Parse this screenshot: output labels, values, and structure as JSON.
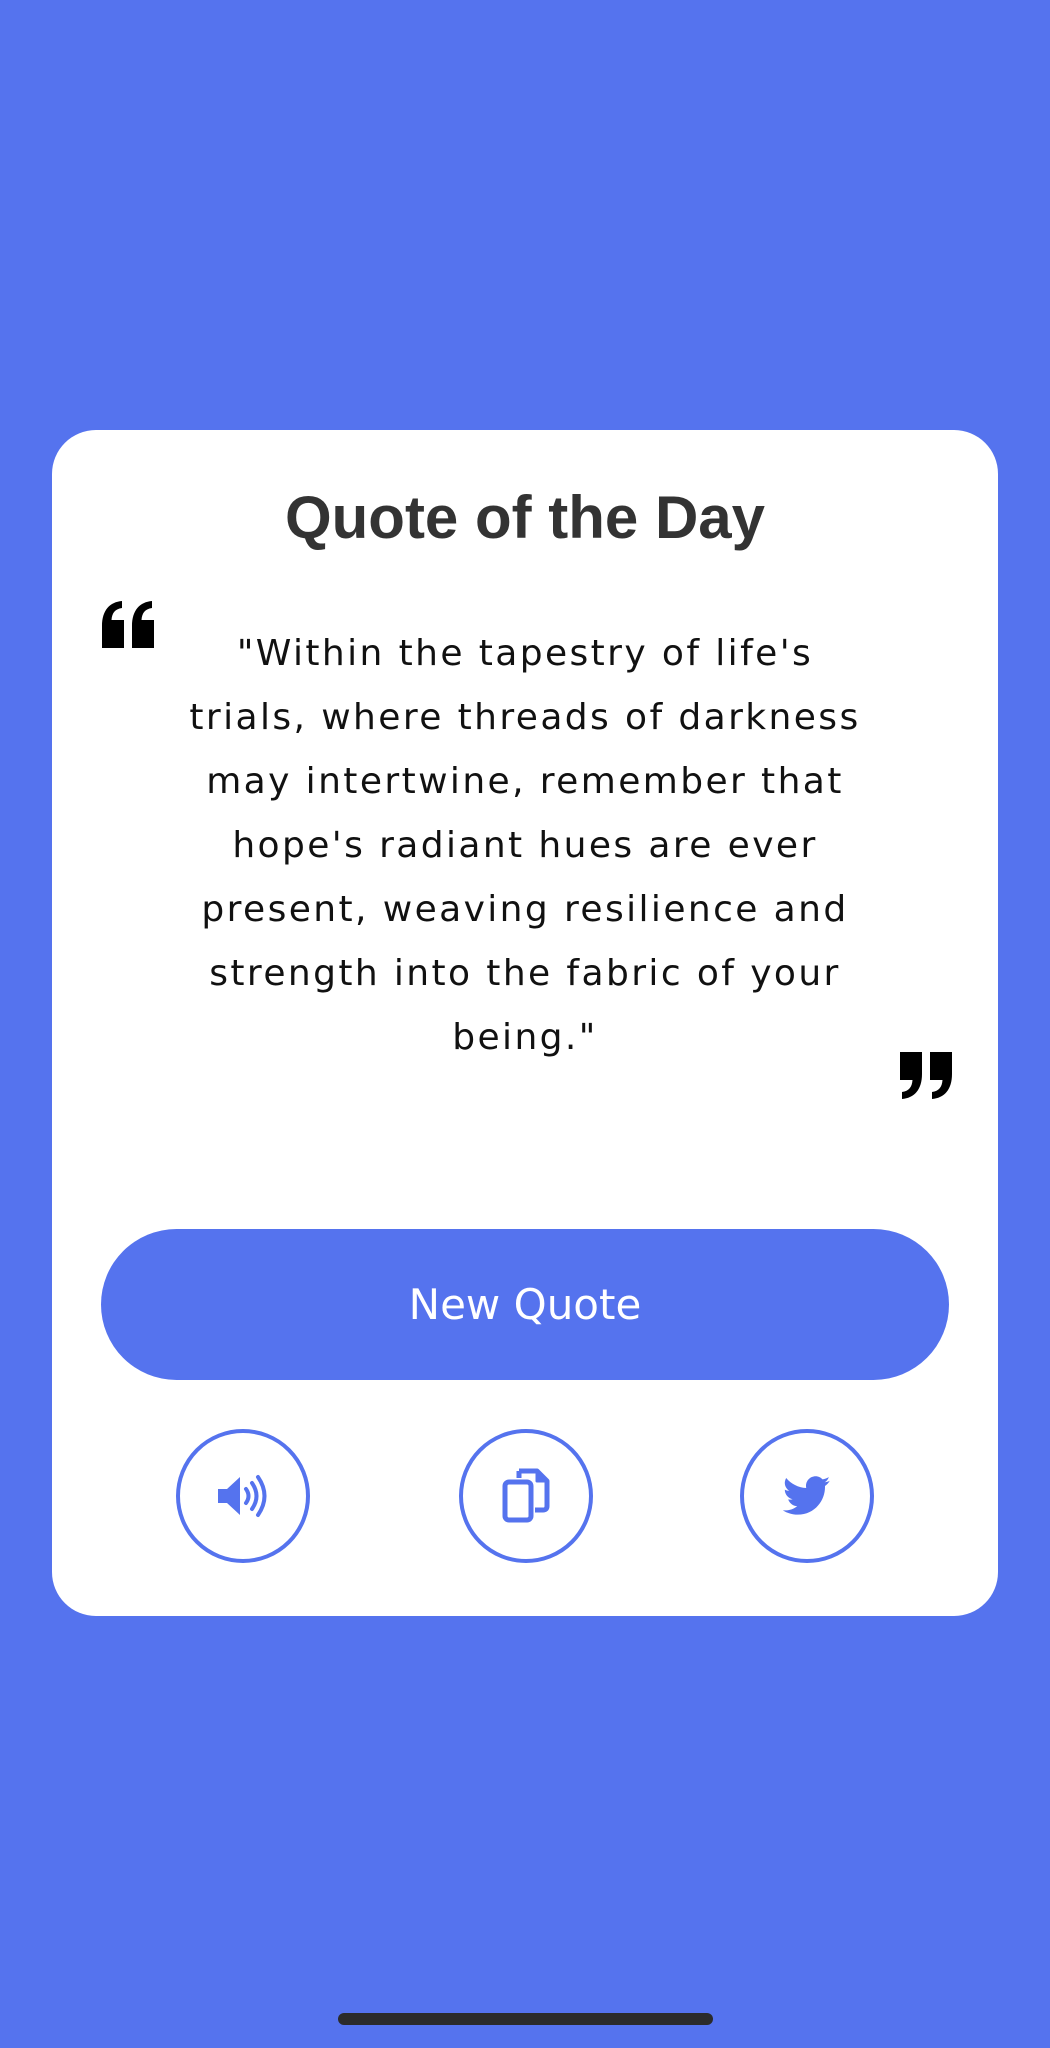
{
  "colors": {
    "background": "#5573ee",
    "card": "#ffffff",
    "accent": "#5573ee",
    "title": "#333333",
    "quote_text": "#111111"
  },
  "card": {
    "title": "Quote of the Day",
    "quote": "\"Within the tapestry of life's trials, where threads of darkness may intertwine, remember that hope's radiant hues are ever present, weaving resilience and strength into the fabric of your being.\"",
    "open_quote_icon": "quote-left-icon",
    "close_quote_icon": "quote-right-icon"
  },
  "actions": {
    "new_quote_label": "New Quote",
    "speak_icon": "speaker-icon",
    "copy_icon": "copy-icon",
    "tweet_icon": "twitter-icon"
  }
}
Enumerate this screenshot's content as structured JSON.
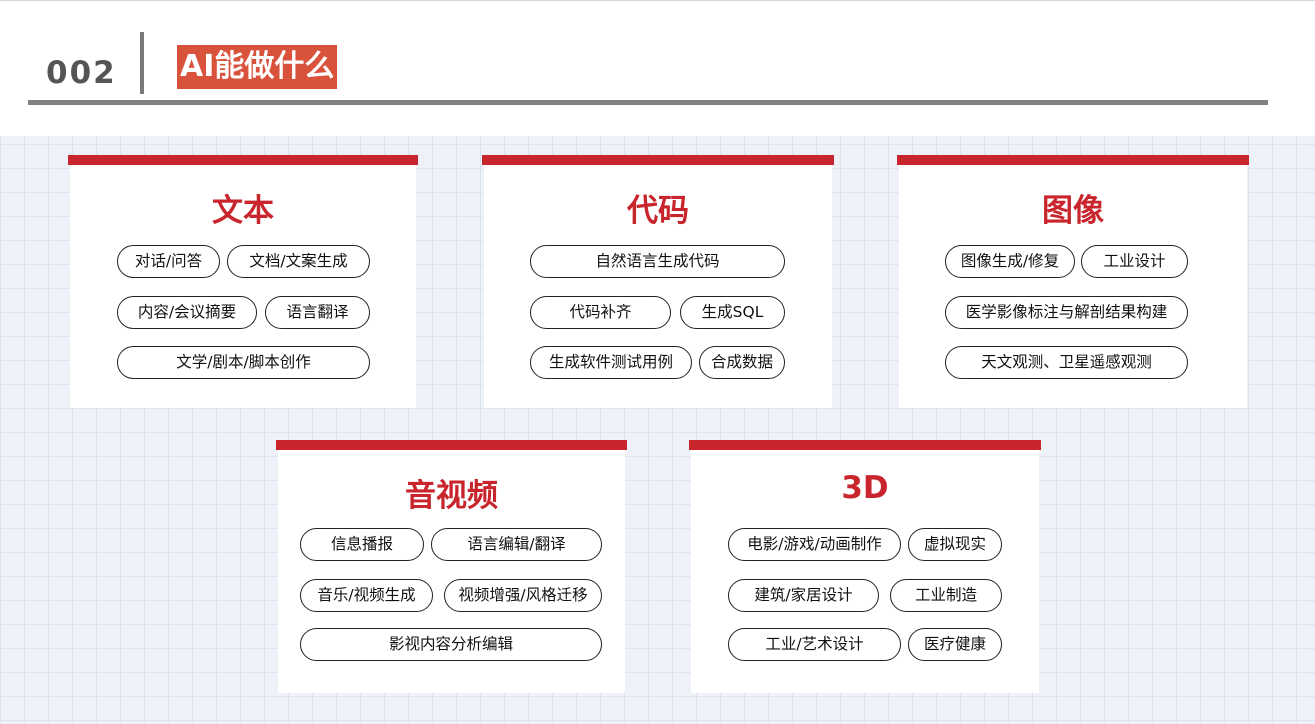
{
  "header": {
    "page_number": "002",
    "title": "AI能做什么"
  },
  "colors": {
    "accent": "#c9252c",
    "title_bg": "#d9533c",
    "rule": "#808080"
  },
  "cards": [
    {
      "title": "文本",
      "tags": [
        "对话/问答",
        "文档/文案生成",
        "内容/会议摘要",
        "语言翻译",
        "文学/剧本/脚本创作"
      ]
    },
    {
      "title": "代码",
      "tags": [
        "自然语言生成代码",
        "代码补齐",
        "生成SQL",
        "生成软件测试用例",
        "合成数据"
      ]
    },
    {
      "title": "图像",
      "tags": [
        "图像生成/修复",
        "工业设计",
        "医学影像标注与解剖结果构建",
        "天文观测、卫星遥感观测"
      ]
    },
    {
      "title": "音视频",
      "tags": [
        "信息播报",
        "语言编辑/翻译",
        "音乐/视频生成",
        "视频增强/风格迁移",
        "影视内容分析编辑"
      ]
    },
    {
      "title": "3D",
      "tags": [
        "电影/游戏/动画制作",
        "虚拟现实",
        "建筑/家居设计",
        "工业制造",
        "工业/艺术设计",
        "医疗健康"
      ]
    }
  ]
}
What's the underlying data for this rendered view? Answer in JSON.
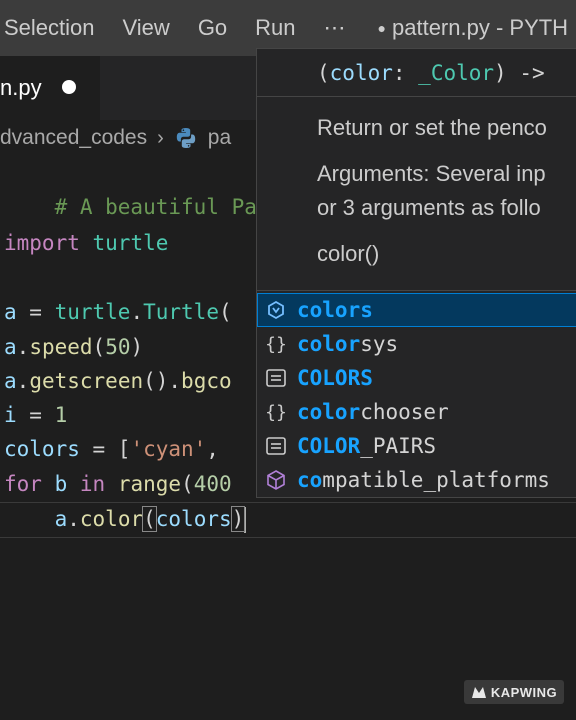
{
  "menubar": {
    "items": [
      "Selection",
      "View",
      "Go",
      "Run",
      "⋯"
    ],
    "title": "pattern.py - PYTH"
  },
  "tab": {
    "label": "n.py"
  },
  "breadcrumb": {
    "folder": "dvanced_codes",
    "file": "pa"
  },
  "code": {
    "comment": "# A beautiful Patt",
    "import_kw": "import",
    "import_mod": "turtle",
    "l4_var": "a",
    "l4_eq": " = ",
    "l4_mod": "turtle",
    "l4_dot": ".",
    "l4_cls": "Turtle",
    "l4_paren": "(",
    "l5_var": "a",
    "l5_dot": ".",
    "l5_fn": "speed",
    "l5_open": "(",
    "l5_num": "50",
    "l5_close": ")",
    "l6_var": "a",
    "l6_dot": ".",
    "l6_fn": "getscreen",
    "l6_mid": "().",
    "l6_fn2": "bgco",
    "l7_var": "i",
    "l7_eq": " = ",
    "l7_num": "1",
    "l8_var": "colors",
    "l8_eq": " = [",
    "l8_str": "'cyan'",
    "l8_comma": ",",
    "l9_kw": "for",
    "l9_var": " b ",
    "l9_in": "in",
    "l9_sp": " ",
    "l9_fn": "range",
    "l9_open": "(",
    "l9_num": "400",
    "l10_indent": "    ",
    "l10_var": "a",
    "l10_dot": ".",
    "l10_fn": "color",
    "l10_open": "(",
    "l10_arg": "colors",
    "l10_close": ")"
  },
  "hover": {
    "sig_open": "(",
    "sig_param": "color",
    "sig_colon": ": ",
    "sig_type": "_Color",
    "sig_close": ") ->",
    "doc1": "Return or set the penco",
    "doc2a": "Arguments: Several inp",
    "doc2b": "or 3 arguments as follo",
    "doc3": "color()"
  },
  "suggestions": [
    {
      "match": "colors",
      "rest": "",
      "icon": "variable-icon",
      "selected": true
    },
    {
      "match": "color",
      "rest": "sys",
      "icon": "module-icon",
      "selected": false
    },
    {
      "match": "COLORS",
      "rest": "",
      "icon": "constant-icon",
      "selected": false
    },
    {
      "match": "color",
      "rest": "chooser",
      "icon": "module-icon",
      "selected": false
    },
    {
      "match": "COLOR",
      "rest": "_PAIRS",
      "icon": "constant-icon",
      "selected": false
    },
    {
      "match": "co",
      "rest": "mpatible_platforms",
      "icon": "field-icon",
      "selected": false
    }
  ],
  "watermark": "KAPWING",
  "colors": {
    "accent": "#007fd4",
    "match_highlight": "#18a3ff",
    "editor_bg": "#1e1e1e",
    "widget_bg": "#252526"
  }
}
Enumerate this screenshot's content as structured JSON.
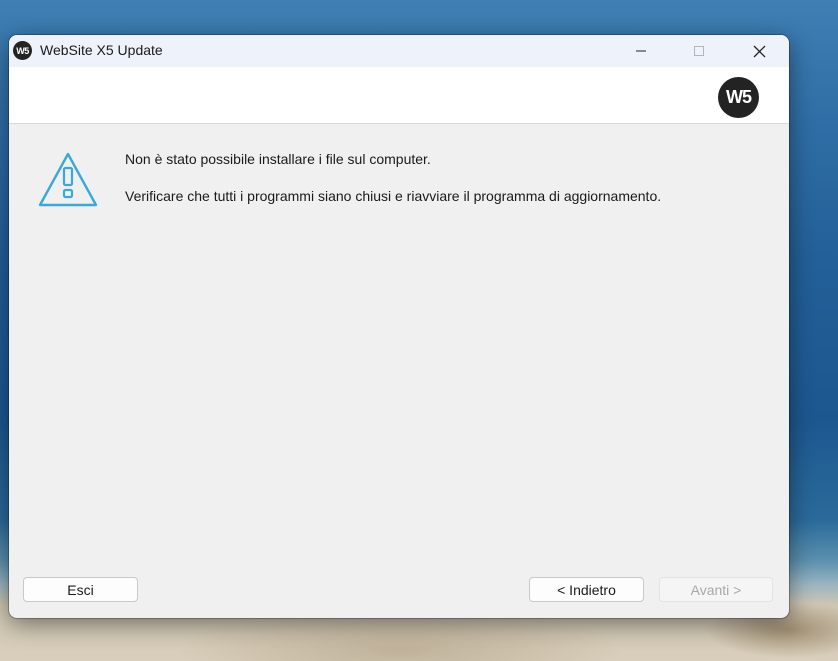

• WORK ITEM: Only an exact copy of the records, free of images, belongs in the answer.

• RESULT OF THE EXERCISE:
Parse this screenshot: output labels, values, and structure as JSON.
{
  "colors": {
    "background": "#5573ee",
    "card": "#ffffff",
    "accent": "#5573ee",
    "title": "#333333",
    "quote_text": "#111111"
  },
  "card": {
    "title": "Quote of the Day",
    "quote": "\"Within the tapestry of life's trials, where threads of darkness may intertwine, remember that hope's radiant hues are ever present, weaving resilience and strength into the fabric of your being.\"",
    "open_quote_icon": "quote-left-icon",
    "close_quote_icon": "quote-right-icon"
  },
  "actions": {
    "new_quote_label": "New Quote",
    "speak_icon": "speaker-icon",
    "copy_icon": "copy-icon",
    "tweet_icon": "twitter-icon"
  }
}
Enumerate this screenshot's content as structured JSON.
{
  "header": {
    "page_number": "002",
    "title": "AI能做什么"
  },
  "colors": {
    "accent": "#c9252c",
    "title_bg": "#d9533c",
    "rule": "#808080"
  },
  "cards": [
    {
      "title": "文本",
      "tags": [
        "对话/问答",
        "文档/文案生成",
        "内容/会议摘要",
        "语言翻译",
        "文学/剧本/脚本创作"
      ]
    },
    {
      "title": "代码",
      "tags": [
        "自然语言生成代码",
        "代码补齐",
        "生成SQL",
        "生成软件测试用例",
        "合成数据"
      ]
    },
    {
      "title": "图像",
      "tags": [
        "图像生成/修复",
        "工业设计",
        "医学影像标注与解剖结果构建",
        "天文观测、卫星遥感观测"
      ]
    },
    {
      "title": "音视频",
      "tags": [
        "信息播报",
        "语言编辑/翻译",
        "音乐/视频生成",
        "视频增强/风格迁移",
        "影视内容分析编辑"
      ]
    },
    {
      "title": "3D",
      "tags": [
        "电影/游戏/动画制作",
        "虚拟现实",
        "建筑/家居设计",
        "工业制造",
        "工业/艺术设计",
        "医疗健康"
      ]
    }
  ]
}
What's the underlying data for this rendered view? Answer in JSON.
{
  "menubar": {
    "items": [
      "Selection",
      "View",
      "Go",
      "Run",
      "⋯"
    ],
    "title": "pattern.py - PYTH"
  },
  "tab": {
    "label": "n.py"
  },
  "breadcrumb": {
    "folder": "dvanced_codes",
    "file": "pa"
  },
  "code": {
    "comment": "# A beautiful Patt",
    "import_kw": "import",
    "import_mod": "turtle",
    "l4_var": "a",
    "l4_eq": " = ",
    "l4_mod": "turtle",
    "l4_dot": ".",
    "l4_cls": "Turtle",
    "l4_paren": "(",
    "l5_var": "a",
    "l5_dot": ".",
    "l5_fn": "speed",
    "l5_open": "(",
    "l5_num": "50",
    "l5_close": ")",
    "l6_var": "a",
    "l6_dot": ".",
    "l6_fn": "getscreen",
    "l6_mid": "().",
    "l6_fn2": "bgco",
    "l7_var": "i",
    "l7_eq": " = ",
    "l7_num": "1",
    "l8_var": "colors",
    "l8_eq": " = [",
    "l8_str": "'cyan'",
    "l8_comma": ",",
    "l9_kw": "for",
    "l9_var": " b ",
    "l9_in": "in",
    "l9_sp": " ",
    "l9_fn": "range",
    "l9_open": "(",
    "l9_num": "400",
    "l10_indent": "    ",
    "l10_var": "a",
    "l10_dot": ".",
    "l10_fn": "color",
    "l10_open": "(",
    "l10_arg": "colors",
    "l10_close": ")"
  },
  "hover": {
    "sig_open": "(",
    "sig_param": "color",
    "sig_colon": ": ",
    "sig_type": "_Color",
    "sig_close": ") ->",
    "doc1": "Return or set the penco",
    "doc2a": "Arguments: Several inp",
    "doc2b": "or 3 arguments as follo",
    "doc3": "color()"
  },
  "suggestions": [
    {
      "match": "colors",
      "rest": "",
      "icon": "variable-icon",
      "selected": true
    },
    {
      "match": "color",
      "rest": "sys",
      "icon": "module-icon",
      "selected": false
    },
    {
      "match": "COLORS",
      "rest": "",
      "icon": "constant-icon",
      "selected": false
    },
    {
      "match": "color",
      "rest": "chooser",
      "icon": "module-icon",
      "selected": false
    },
    {
      "match": "COLOR",
      "rest": "_PAIRS",
      "icon": "constant-icon",
      "selected": false
    },
    {
      "match": "co",
      "rest": "mpatible_platforms",
      "icon": "field-icon",
      "selected": false
    }
  ],
  "watermark": "KAPWING",
  "colors": {
    "accent": "#007fd4",
    "match_highlight": "#18a3ff",
    "editor_bg": "#1e1e1e",
    "widget_bg": "#252526"
  }
}
Enumerate this screenshot's content as structured JSON.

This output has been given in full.